Lena Pernas, John C. Boothroyd & colleagues shed new light on the host-pathogen interactions of a globally prevalent and often chronic disease – toxoplasmosis, caused by the parasitic protozoan Toxoplasma gondii. The parasite lives in vacuoles within human cells, and recruits mitochondria to the membranes of the vacuole (the benefit to the parasite is presumed to be a metabolic one). Pernas and colleagues showed that a parasite protein ‘MAF1’ is needed to recruit the mitochondria. MAF1 is only present in two of the toxoplasma strains tested, suggesting that evolutionary niches exist where association with mitochondria is either advantageous or disadvantageous. Also read more in the accompanying synopsis.

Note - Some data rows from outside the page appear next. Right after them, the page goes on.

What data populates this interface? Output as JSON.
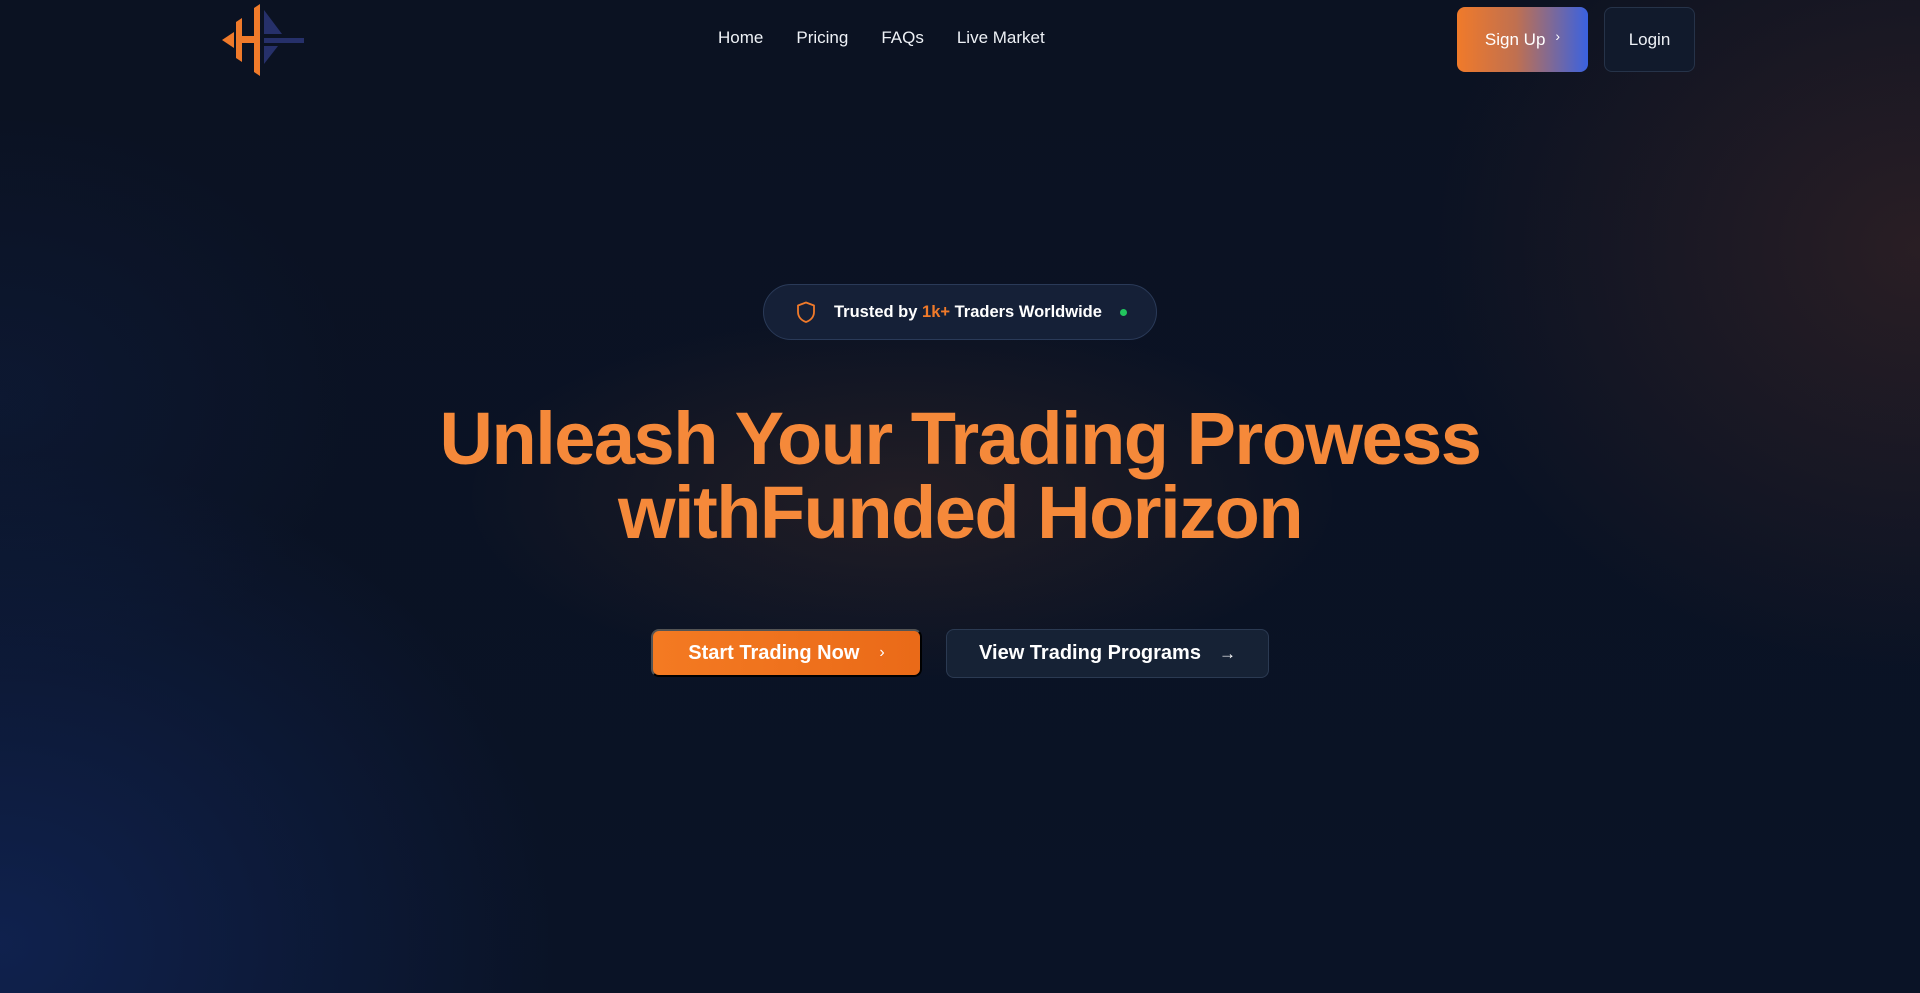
{
  "nav": {
    "logo_name": "funded-horizon-logo",
    "links": [
      {
        "label": "Home"
      },
      {
        "label": "Pricing"
      },
      {
        "label": "FAQs"
      },
      {
        "label": "Live Market"
      }
    ],
    "signup_label": "Sign Up",
    "signup_icon": "chevron-right-icon",
    "login_label": "Login"
  },
  "badge": {
    "prefix": "Trusted by ",
    "highlight": "1k+",
    "suffix": " Traders Worldwide",
    "icon": "shield-icon",
    "status_color": "#22c55e"
  },
  "hero": {
    "title_line1": "Unleash Your Trading Prowess",
    "title_line2": "withFunded Horizon"
  },
  "cta": {
    "primary_label": "Start Trading Now",
    "primary_icon": "chevron-right-icon",
    "secondary_label": "View Trading Programs",
    "secondary_icon": "arrow-right-icon"
  },
  "colors": {
    "accent": "#f07a2a",
    "background": "#0b1222",
    "secondary_accent": "#3a62e0"
  }
}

Rhodopsin is a photoresponsive protein found in the cells of the retina which is vital for our perception of light. After it is activated by light it must then be degraded or recycled, but some aspects of the recycling pathway are unclear. In new research published this week, Shiuan Wang, Hugo Bellen & colleagues found that in flies, an evolutionarily conserved protein complex called the retromer is required for the recycling of rhodopsins. Interestingly, when retromer subunits were up-regulated, degeneration of photoreceptor cells could be alleviated in some contexts. This could have potential therapeutic uses if it also works in humans.